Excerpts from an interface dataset
• • • •

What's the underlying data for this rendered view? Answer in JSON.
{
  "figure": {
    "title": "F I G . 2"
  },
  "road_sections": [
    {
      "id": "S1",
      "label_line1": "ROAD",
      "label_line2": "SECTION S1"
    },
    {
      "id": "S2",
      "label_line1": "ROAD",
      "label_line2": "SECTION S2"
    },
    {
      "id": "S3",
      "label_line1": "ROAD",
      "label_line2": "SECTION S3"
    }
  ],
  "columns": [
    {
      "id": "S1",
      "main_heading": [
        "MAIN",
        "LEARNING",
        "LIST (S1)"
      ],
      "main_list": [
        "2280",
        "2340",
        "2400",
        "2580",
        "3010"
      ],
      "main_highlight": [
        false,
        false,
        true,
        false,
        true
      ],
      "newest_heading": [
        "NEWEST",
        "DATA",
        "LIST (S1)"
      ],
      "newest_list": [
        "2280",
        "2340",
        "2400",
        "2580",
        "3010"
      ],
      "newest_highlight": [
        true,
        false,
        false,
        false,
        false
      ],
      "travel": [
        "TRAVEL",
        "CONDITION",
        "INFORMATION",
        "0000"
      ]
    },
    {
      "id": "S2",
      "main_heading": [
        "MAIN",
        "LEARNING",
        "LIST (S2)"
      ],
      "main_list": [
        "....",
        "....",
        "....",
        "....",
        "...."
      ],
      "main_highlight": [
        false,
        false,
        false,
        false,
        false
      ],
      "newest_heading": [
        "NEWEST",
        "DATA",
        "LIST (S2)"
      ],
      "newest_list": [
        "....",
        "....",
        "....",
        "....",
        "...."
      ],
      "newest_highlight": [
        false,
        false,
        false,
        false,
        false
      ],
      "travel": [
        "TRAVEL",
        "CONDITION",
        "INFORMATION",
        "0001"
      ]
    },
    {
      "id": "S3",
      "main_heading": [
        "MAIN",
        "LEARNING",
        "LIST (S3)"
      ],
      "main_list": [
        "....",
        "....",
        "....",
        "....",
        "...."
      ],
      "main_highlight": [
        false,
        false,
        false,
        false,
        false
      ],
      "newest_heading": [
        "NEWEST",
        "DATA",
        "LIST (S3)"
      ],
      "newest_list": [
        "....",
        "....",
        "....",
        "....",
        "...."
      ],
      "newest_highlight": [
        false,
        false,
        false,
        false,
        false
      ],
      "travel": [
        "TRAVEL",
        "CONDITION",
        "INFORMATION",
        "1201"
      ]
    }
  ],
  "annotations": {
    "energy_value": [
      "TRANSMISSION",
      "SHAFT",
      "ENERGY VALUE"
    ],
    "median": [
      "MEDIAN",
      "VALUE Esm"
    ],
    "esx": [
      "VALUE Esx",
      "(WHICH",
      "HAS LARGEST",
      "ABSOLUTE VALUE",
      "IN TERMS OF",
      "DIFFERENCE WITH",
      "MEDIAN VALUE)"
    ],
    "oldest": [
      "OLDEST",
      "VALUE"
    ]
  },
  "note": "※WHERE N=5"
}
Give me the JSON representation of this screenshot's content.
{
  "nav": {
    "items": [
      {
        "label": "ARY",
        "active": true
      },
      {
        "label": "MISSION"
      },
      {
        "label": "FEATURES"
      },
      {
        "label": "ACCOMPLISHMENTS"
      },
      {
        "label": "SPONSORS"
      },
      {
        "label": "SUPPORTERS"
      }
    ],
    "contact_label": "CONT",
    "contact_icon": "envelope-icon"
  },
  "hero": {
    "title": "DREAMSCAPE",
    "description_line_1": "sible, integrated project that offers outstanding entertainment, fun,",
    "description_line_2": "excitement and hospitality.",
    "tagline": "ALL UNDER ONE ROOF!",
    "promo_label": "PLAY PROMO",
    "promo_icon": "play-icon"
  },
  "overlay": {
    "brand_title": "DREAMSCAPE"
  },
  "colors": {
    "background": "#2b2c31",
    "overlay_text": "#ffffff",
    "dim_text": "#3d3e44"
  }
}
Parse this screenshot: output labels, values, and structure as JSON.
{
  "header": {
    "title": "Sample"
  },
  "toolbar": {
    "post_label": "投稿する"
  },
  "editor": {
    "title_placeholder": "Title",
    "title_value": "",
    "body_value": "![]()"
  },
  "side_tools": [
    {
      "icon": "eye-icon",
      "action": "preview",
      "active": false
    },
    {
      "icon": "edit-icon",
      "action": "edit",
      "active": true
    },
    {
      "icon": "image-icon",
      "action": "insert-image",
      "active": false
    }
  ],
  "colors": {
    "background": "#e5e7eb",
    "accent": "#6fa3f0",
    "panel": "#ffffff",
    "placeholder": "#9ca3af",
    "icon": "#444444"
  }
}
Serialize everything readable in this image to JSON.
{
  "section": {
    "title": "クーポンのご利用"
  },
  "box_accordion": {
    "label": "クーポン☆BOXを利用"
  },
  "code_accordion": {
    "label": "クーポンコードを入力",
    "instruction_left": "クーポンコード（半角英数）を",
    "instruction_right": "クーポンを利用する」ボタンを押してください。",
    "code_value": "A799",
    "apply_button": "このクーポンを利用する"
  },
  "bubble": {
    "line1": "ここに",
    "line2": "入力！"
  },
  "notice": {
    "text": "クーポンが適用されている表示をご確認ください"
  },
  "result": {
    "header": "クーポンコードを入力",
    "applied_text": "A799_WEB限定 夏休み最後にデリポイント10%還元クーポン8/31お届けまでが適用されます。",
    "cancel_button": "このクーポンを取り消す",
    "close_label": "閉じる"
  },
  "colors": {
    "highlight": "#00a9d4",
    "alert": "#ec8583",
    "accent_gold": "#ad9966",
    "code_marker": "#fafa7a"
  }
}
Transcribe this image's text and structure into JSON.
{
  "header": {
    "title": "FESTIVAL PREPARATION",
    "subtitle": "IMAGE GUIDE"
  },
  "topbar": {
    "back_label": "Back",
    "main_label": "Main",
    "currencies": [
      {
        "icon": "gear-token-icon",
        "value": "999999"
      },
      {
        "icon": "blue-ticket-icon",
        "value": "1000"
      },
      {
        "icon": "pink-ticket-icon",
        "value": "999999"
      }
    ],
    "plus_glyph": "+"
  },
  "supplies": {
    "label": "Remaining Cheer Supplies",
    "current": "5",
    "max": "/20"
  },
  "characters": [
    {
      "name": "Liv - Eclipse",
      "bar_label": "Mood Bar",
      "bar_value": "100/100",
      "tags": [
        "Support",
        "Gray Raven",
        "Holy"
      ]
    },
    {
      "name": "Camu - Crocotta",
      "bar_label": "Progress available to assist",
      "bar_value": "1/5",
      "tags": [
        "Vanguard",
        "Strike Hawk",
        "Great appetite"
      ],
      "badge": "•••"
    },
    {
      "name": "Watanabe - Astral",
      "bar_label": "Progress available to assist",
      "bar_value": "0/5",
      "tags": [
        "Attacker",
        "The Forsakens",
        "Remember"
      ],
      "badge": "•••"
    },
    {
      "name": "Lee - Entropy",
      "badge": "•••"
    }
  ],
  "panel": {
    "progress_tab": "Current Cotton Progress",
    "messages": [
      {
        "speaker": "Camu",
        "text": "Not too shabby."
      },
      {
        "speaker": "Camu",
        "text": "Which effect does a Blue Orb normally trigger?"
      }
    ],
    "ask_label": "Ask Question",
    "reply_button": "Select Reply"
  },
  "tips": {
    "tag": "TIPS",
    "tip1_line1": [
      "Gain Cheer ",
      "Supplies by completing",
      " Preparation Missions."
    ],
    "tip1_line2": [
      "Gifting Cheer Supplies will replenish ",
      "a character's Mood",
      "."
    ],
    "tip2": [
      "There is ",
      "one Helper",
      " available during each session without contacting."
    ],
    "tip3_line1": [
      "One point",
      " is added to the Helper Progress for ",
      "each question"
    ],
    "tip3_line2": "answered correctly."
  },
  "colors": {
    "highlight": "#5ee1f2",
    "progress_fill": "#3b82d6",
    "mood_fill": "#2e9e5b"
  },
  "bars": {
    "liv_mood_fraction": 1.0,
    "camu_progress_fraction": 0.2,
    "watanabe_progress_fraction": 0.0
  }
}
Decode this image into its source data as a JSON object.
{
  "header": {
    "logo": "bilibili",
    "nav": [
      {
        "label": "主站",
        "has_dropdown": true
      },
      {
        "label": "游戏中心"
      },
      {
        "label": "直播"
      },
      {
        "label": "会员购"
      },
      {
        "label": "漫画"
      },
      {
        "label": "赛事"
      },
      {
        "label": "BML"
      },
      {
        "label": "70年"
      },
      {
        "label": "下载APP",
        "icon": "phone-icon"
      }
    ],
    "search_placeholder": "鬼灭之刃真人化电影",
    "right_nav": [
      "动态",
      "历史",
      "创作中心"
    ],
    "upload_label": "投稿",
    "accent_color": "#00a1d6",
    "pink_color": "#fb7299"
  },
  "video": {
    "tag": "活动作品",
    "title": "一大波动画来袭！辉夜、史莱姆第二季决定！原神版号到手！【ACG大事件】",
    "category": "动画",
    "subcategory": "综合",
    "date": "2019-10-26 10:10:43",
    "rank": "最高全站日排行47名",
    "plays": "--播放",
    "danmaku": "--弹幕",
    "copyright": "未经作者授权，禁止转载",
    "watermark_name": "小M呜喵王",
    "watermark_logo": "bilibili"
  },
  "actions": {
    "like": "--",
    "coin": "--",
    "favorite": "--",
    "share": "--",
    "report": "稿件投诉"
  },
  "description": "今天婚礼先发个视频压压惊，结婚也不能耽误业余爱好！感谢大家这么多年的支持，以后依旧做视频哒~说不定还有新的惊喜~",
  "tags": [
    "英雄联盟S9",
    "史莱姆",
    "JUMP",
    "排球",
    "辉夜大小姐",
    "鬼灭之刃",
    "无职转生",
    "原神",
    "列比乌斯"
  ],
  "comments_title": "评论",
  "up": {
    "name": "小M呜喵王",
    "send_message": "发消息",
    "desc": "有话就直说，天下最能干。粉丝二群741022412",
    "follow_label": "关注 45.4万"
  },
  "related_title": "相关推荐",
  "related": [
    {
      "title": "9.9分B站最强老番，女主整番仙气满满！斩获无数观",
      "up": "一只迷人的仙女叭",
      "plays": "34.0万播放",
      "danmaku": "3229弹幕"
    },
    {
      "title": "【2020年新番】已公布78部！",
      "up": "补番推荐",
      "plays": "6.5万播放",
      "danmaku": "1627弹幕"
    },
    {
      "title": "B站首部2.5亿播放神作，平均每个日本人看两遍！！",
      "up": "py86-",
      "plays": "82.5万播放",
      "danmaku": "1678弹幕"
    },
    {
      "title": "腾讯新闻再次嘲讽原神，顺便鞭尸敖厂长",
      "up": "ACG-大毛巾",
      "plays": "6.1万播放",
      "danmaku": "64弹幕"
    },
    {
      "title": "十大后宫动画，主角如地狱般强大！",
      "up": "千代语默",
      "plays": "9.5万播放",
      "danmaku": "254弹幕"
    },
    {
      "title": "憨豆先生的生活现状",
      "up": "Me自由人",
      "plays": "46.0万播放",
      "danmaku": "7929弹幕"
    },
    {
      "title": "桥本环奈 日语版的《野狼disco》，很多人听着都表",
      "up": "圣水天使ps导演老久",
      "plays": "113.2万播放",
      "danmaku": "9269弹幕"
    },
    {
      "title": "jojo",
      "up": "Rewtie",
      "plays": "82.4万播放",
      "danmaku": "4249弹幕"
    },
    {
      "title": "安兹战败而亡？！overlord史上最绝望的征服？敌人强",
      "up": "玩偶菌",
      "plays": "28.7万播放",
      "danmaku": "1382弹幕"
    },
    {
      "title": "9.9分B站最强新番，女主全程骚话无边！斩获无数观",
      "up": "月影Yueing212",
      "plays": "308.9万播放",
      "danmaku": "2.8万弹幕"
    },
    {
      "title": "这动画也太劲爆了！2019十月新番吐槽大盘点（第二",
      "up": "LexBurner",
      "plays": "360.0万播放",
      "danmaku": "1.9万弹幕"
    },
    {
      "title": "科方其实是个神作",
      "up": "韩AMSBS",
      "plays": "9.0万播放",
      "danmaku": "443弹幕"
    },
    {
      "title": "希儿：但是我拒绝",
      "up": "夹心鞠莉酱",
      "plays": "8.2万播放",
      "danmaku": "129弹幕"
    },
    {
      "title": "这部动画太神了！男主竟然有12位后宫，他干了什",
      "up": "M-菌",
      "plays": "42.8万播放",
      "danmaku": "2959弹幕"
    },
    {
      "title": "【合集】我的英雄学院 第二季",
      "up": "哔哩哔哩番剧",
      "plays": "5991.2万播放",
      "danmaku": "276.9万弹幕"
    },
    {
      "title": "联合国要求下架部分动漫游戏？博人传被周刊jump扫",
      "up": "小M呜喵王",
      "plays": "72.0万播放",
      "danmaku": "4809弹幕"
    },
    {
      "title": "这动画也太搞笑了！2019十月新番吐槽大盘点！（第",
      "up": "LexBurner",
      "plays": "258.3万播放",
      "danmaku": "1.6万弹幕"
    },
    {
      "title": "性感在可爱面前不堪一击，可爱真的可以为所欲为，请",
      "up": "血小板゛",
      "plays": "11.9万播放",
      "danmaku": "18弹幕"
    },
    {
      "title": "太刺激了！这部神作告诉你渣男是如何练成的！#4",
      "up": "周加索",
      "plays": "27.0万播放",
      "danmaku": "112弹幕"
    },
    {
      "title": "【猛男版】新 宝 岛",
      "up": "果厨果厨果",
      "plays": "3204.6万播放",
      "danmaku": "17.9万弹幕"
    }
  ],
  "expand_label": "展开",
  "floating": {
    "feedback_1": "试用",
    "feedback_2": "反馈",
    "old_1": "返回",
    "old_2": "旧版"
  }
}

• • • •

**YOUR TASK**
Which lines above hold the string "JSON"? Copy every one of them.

**RESPONSE TO THE TASK**
What's the underlying data for this rendered view? Answer in JSON.
Give me the JSON representation of this screenshot's content.
Parse this screenshot: output labels, values, and structure as JSON.
Serialize everything readable in this image to JSON.
Transcribe this image's text and structure into JSON.
Decode this image into its source data as a JSON object.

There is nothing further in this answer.